1. NASA links nanobacteria to kidney stones and other diseases
2. Insight into DNAs weakest links may yield clues to cancer biology
3. One gene links newborn neurons with those that die in diseases such as Alzheimers
4. Genetic links could unlock clues to leading cause of blindness
5. Climate model links higher temperatures to prehistoric extinction
6. Genetics links whale to two different ocean basins
7. Scientists discover a genetic switch that links animal growth and cancer
8. Hap1 protein links circulating insulin to brain circuits that regulate feeding behavior in mice
9. Imaging study links key genetic risk for Alzheimers disease to myelin breakdown
10. Queensland scientists identify molecule that links both sides of the brain
11. Study links high levels of nitric oxide to infertility and sperm DNA damage
Post Your Comments:
*Name:
*Comment:
*Email:


(Date:4/19/2016)... UAE, April 20, 2016 The ... as a compact web-based "all-in-one" system solution for all ... fingerprint reader or the door interface with integration authorization ... access control systems. The minimal dimensions of the access ... into the building installations offer considerable freedom of design ...
(Date:4/14/2016)... 14, 2016 BioCatch ™, ... today announced the appointment of Eyal Goldwerger ... Goldwerger,s leadership appointment comes at a time ... the deployment of its platform at several of the ... which discerns unique cognitive and physiological factors, is a ...

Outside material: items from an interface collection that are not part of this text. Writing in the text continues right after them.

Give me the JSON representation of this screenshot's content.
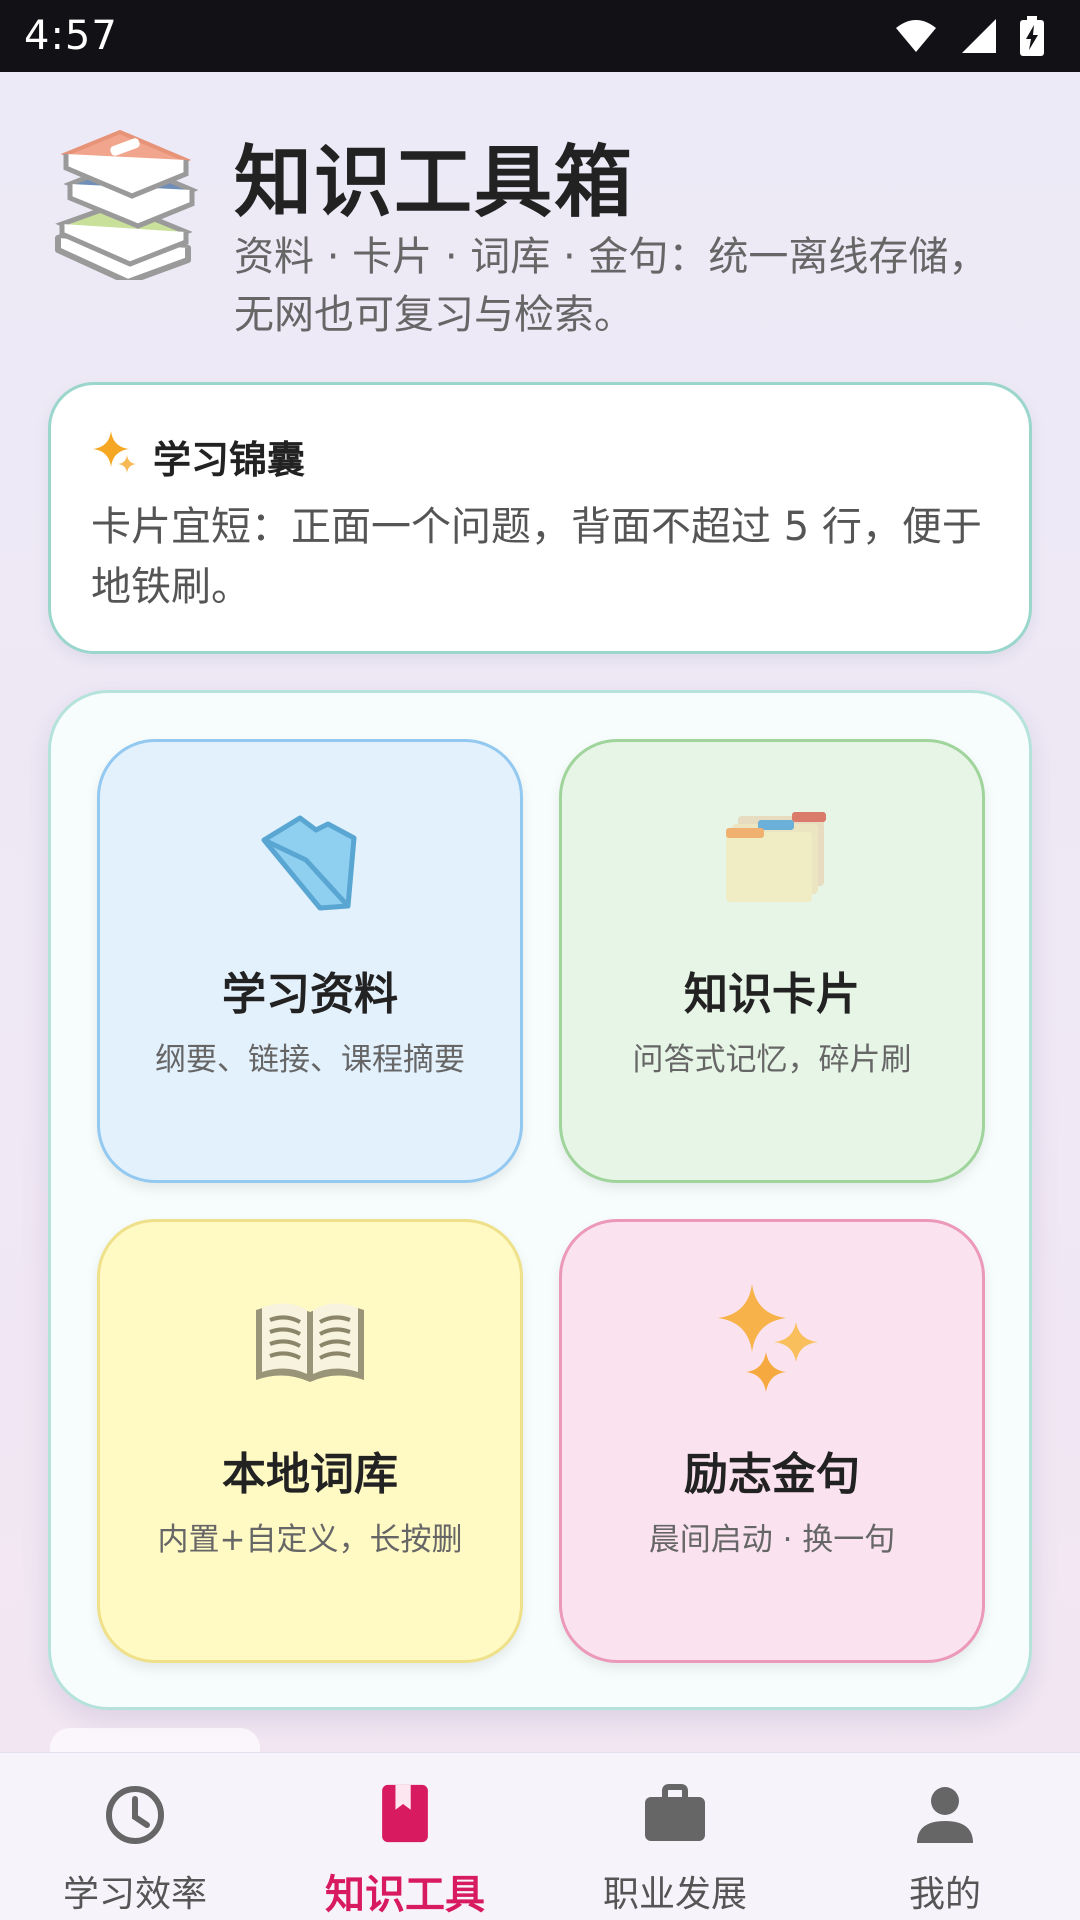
{
  "status_bar": {
    "time": "4:57"
  },
  "header": {
    "title": "知识工具箱",
    "subtitle": "资料 · 卡片 · 词库 · 金句：统一离线存储，无网也可复习与检索。"
  },
  "tip": {
    "title": "学习锦囊",
    "body": "卡片宜短：正面一个问题，背面不超过 5 行，便于地铁刷。"
  },
  "tiles": [
    {
      "title": "学习资料",
      "desc": "纲要、链接、课程摘要",
      "icon": "folder-icon"
    },
    {
      "title": "知识卡片",
      "desc": "问答式记忆，碎片刷",
      "icon": "card-index-icon"
    },
    {
      "title": "本地词库",
      "desc": "内置+自定义，长按删",
      "icon": "open-book-icon"
    },
    {
      "title": "励志金句",
      "desc": "晨间启动 · 换一句",
      "icon": "sparkles-icon"
    }
  ],
  "nav": [
    {
      "label": "学习效率",
      "icon": "clock-icon",
      "active": false
    },
    {
      "label": "知识工具",
      "icon": "book-icon",
      "active": true
    },
    {
      "label": "职业发展",
      "icon": "briefcase-icon",
      "active": false
    },
    {
      "label": "我的",
      "icon": "person-icon",
      "active": false
    }
  ],
  "colors": {
    "accent": "#d81b60",
    "materials_bg": "#e3f1fd",
    "cards_bg": "#e7f5e7",
    "vocab_bg": "#fff9c4",
    "quotes_bg": "#fae3ee"
  }
}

(Date:3/31/2016)... R.I. , March 31, 2016  Genomics firm ... of founding CEO, Barrett Bready , M.D., who ... members of the original technical leadership team, including Chief ... President of Product Development, Steve Nurnberg and Vice President ... returned to the company. Dr. Bready served ...

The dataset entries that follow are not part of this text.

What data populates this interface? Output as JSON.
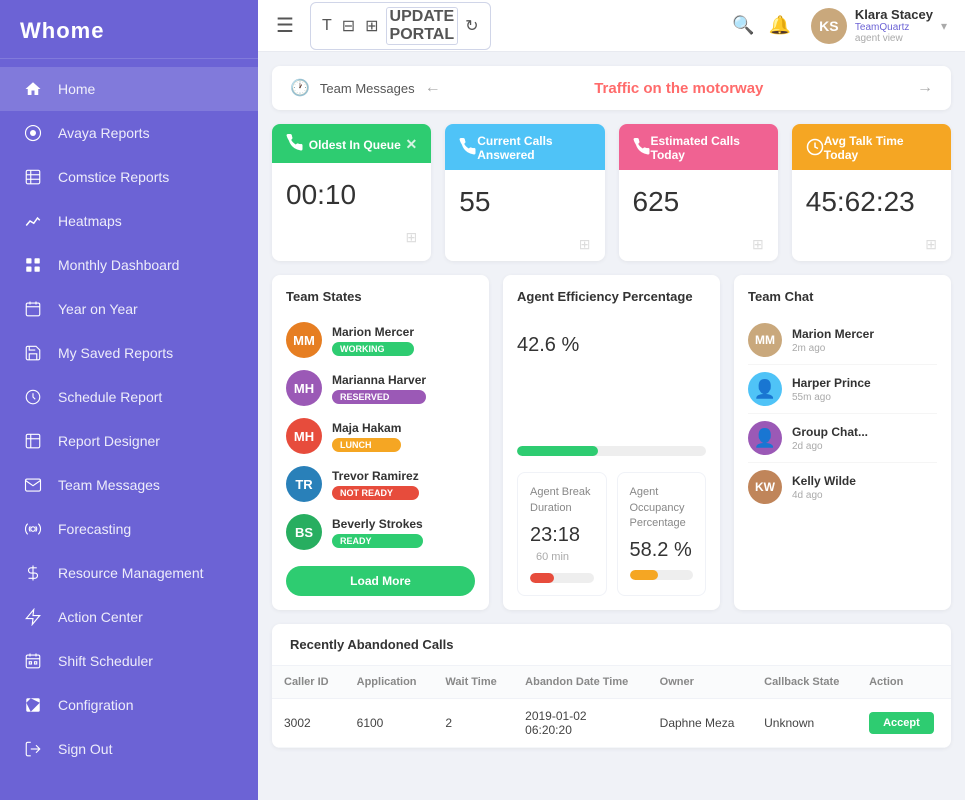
{
  "sidebar": {
    "logo": "Whome",
    "items": [
      {
        "label": "Home",
        "icon": "🏠"
      },
      {
        "label": "Avaya Reports",
        "icon": "📊"
      },
      {
        "label": "Comstice Reports",
        "icon": "📋"
      },
      {
        "label": "Heatmaps",
        "icon": "📈"
      },
      {
        "label": "Monthly Dashboard",
        "icon": "📅"
      },
      {
        "label": "Year on Year",
        "icon": "📄"
      },
      {
        "label": "My Saved Reports",
        "icon": "💾"
      },
      {
        "label": "Schedule Report",
        "icon": "⏰"
      },
      {
        "label": "Report Designer",
        "icon": "📊"
      },
      {
        "label": "Team Messages",
        "icon": "✉️"
      },
      {
        "label": "Forecasting",
        "icon": "⚙️"
      },
      {
        "label": "Resource Management",
        "icon": "🚀"
      },
      {
        "label": "Action Center",
        "icon": "🎯"
      },
      {
        "label": "Shift Scheduler",
        "icon": "📆"
      },
      {
        "label": "Configration",
        "icon": "⚙️"
      },
      {
        "label": "Sign Out",
        "icon": "🚪"
      }
    ]
  },
  "topbar": {
    "user": {
      "name": "Klara Stacey",
      "team": "TeamQuartz",
      "role": "agent view"
    }
  },
  "banner": {
    "label": "Team Messages",
    "traffic": "Traffic on the motorway"
  },
  "stat_cards": [
    {
      "color": "green",
      "label": "Oldest In Queue",
      "value": "00:10",
      "show_close": true
    },
    {
      "color": "blue",
      "label": "Current Calls Answered",
      "value": "55",
      "show_close": false
    },
    {
      "color": "pink",
      "label": "Estimated Calls Today",
      "value": "625",
      "show_close": false
    },
    {
      "color": "yellow",
      "label": "Avg Talk Time Today",
      "value": "45:62:23",
      "show_close": false
    }
  ],
  "team_states": {
    "title": "Team States",
    "members": [
      {
        "name": "Marion Mercer",
        "badge": "WORKING",
        "badge_type": "working"
      },
      {
        "name": "Marianna Harver",
        "badge": "RESERVED",
        "badge_type": "reserved"
      },
      {
        "name": "Maja Hakam",
        "badge": "LUNCH",
        "badge_type": "lunch"
      },
      {
        "name": "Trevor Ramirez",
        "badge": "NOT READY",
        "badge_type": "not-ready"
      },
      {
        "name": "Beverly Strokes",
        "badge": "READY",
        "badge_type": "ready"
      }
    ],
    "load_more": "Load More"
  },
  "agent_efficiency": {
    "title": "Agent Efficiency Percentage",
    "percentage": "42.6 %",
    "progress": 42.6,
    "sub_cards": [
      {
        "label": "Agent Break Duration",
        "value": "23:18",
        "extra": "60 min",
        "progress": 38,
        "color": "red"
      },
      {
        "label": "Agent Occupancy Percentage",
        "value": "58.2 %",
        "progress": 45,
        "color": "yellow"
      }
    ]
  },
  "team_chat": {
    "title": "Team Chat",
    "members": [
      {
        "name": "Marion Mercer",
        "time": "2m ago",
        "avatar_type": "brown"
      },
      {
        "name": "Harper Prince",
        "time": "55m ago",
        "avatar_type": "blue"
      },
      {
        "name": "Group Chat...",
        "time": "2d ago",
        "avatar_type": "purple"
      },
      {
        "name": "Kelly Wilde",
        "time": "4d ago",
        "avatar_type": "brown2"
      }
    ]
  },
  "abandoned_calls": {
    "title": "Recently Abandoned Calls",
    "columns": [
      "Caller ID",
      "Application",
      "Wait Time",
      "Abandon Date Time",
      "Owner",
      "Callback State",
      "Action"
    ],
    "rows": [
      {
        "caller_id": "3002",
        "application": "6100",
        "wait_time": "2",
        "abandon_date": "2019-01-02\n06:20:20",
        "owner": "Daphne Meza",
        "callback_state": "Unknown",
        "action": "Accept"
      }
    ]
  }
}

Breaking Biology News(10 mins):
(Date:5/20/2016)... ... 20, 2016 , ... The leading Regenerative Veterinary Medicine Company, VetStem Biopharma ... treated over 100 of their own patients with the VetStem Cell Therapy. Each of ... care for their patients. , The veterinarians are Dr Ross Rich former owner ...
(Date:5/19/2016)... ... May 19, 2016 , ... Anton Paar USA, located ... foot office building is complete. The new structure adds a third office building to ... Paar USA purchased 2.4 acres of land, along with office space adjacent to ...
(Date:5/19/2016)... SAN DIEGO , May 19, 2016 /PRNewswire/ ... (OTCBB: RGBP), (OTC PINK: RGBP) and (OTC PINK: RGBPP) announced ... at creating the first cord blood based cancer ... a provisional patent application, Regen described a generation ... activity was potentiated by gene silencing.  The product ...
(Date:5/18/2016)... YORK , May 18, 2016 ... but it does not mean that there are no opportunities ... Threshold Pharmaceuticals Inc. (NASDAQ: THLD ), Seattle Genetics ... CHMA ), and Ophthotech Corp. (NASDAQ: OPHT ... trading alerts at: http://www.activewallst.com/ ...
Breaking Biology Technology: